## GIVEN DATA

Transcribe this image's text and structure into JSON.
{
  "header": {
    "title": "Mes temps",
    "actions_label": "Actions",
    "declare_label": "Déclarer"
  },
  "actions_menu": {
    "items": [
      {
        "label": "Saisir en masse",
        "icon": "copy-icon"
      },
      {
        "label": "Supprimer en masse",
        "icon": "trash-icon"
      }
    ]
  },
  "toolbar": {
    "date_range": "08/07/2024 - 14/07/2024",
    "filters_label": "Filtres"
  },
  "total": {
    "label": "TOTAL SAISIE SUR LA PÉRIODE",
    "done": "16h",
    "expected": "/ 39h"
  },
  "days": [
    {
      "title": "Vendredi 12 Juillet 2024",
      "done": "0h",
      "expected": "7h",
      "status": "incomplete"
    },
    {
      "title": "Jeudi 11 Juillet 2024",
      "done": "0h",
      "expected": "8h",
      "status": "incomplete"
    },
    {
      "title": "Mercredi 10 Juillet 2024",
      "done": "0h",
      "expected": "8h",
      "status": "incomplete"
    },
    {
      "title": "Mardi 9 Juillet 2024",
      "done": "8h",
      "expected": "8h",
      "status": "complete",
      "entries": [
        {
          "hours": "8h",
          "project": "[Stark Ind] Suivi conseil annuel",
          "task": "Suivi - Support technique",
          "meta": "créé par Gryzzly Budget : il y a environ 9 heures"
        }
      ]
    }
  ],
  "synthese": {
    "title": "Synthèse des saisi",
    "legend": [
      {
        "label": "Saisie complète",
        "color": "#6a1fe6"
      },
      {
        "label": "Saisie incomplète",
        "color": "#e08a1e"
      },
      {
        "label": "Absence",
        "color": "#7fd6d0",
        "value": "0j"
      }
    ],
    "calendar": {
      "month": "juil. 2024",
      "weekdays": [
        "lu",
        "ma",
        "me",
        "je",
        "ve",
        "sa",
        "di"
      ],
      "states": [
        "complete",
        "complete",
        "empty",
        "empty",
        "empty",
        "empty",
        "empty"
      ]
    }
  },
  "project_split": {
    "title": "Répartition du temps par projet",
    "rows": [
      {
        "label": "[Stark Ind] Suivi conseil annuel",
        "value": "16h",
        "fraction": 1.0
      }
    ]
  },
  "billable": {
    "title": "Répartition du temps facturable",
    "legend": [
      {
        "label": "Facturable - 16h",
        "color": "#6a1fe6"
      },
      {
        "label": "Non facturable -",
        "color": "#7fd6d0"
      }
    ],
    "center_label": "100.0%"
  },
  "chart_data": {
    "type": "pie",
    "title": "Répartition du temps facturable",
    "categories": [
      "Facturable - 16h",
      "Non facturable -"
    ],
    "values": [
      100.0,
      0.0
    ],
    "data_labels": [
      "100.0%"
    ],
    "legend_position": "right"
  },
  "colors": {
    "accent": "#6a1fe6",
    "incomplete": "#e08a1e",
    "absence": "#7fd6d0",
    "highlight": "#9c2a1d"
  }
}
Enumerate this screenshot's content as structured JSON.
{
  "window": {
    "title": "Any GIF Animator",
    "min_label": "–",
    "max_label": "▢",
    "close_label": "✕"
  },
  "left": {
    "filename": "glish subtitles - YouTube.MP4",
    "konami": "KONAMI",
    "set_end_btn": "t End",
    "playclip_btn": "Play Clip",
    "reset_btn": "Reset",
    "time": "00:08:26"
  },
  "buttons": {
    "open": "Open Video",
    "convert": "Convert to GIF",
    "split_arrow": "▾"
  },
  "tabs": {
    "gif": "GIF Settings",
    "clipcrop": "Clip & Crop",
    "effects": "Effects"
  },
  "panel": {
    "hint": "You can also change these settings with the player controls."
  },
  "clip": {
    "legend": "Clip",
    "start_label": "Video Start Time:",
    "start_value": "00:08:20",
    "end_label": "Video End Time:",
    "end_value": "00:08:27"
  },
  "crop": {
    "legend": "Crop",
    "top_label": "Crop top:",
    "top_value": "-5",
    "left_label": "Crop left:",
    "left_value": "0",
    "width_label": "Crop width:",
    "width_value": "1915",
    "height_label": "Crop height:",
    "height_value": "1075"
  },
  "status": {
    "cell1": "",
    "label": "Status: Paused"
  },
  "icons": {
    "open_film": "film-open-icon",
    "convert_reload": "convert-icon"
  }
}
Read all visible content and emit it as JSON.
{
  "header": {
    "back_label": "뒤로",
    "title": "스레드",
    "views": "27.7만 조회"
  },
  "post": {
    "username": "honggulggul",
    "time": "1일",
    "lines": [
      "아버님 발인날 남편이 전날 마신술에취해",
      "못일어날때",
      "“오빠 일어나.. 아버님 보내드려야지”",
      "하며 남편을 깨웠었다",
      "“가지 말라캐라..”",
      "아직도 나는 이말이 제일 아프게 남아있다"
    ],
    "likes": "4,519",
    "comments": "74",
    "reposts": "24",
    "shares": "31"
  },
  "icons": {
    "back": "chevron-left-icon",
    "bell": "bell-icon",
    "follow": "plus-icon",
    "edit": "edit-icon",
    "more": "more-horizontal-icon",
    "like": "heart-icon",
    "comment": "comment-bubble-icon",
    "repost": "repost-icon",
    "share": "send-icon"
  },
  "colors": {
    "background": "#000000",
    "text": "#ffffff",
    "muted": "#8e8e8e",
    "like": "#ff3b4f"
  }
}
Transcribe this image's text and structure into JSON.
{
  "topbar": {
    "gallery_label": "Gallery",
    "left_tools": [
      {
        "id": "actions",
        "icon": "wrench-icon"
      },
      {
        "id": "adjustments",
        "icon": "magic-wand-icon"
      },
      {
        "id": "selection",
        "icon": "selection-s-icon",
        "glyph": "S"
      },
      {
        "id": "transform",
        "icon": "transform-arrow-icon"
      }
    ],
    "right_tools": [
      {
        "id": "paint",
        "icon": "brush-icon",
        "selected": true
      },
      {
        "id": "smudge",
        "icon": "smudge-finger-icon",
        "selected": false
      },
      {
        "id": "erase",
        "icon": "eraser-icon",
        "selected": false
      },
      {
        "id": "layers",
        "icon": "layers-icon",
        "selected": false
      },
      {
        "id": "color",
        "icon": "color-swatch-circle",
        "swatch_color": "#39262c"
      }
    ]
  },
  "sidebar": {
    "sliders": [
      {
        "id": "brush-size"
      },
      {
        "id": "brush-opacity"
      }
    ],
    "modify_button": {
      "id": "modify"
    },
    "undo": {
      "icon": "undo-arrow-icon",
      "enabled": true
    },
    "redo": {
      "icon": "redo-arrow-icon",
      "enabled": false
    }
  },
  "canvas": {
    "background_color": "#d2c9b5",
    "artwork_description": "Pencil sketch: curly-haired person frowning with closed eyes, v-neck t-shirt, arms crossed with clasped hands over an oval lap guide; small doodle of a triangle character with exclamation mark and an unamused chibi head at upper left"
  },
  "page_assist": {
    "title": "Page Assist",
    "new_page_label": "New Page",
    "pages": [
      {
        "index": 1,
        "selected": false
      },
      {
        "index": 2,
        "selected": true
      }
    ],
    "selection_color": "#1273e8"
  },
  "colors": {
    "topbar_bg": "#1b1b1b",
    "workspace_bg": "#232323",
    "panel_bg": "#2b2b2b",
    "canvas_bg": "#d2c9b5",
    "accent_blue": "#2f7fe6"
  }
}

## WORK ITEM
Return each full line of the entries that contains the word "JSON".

## RESPONSE AREA
Transcribe this image's text and structure into JSON.
Enumerate this screenshot's content as structured JSON.
Read all visible content and emit it as JSON.
Transcribe this image's text and structure into JSON.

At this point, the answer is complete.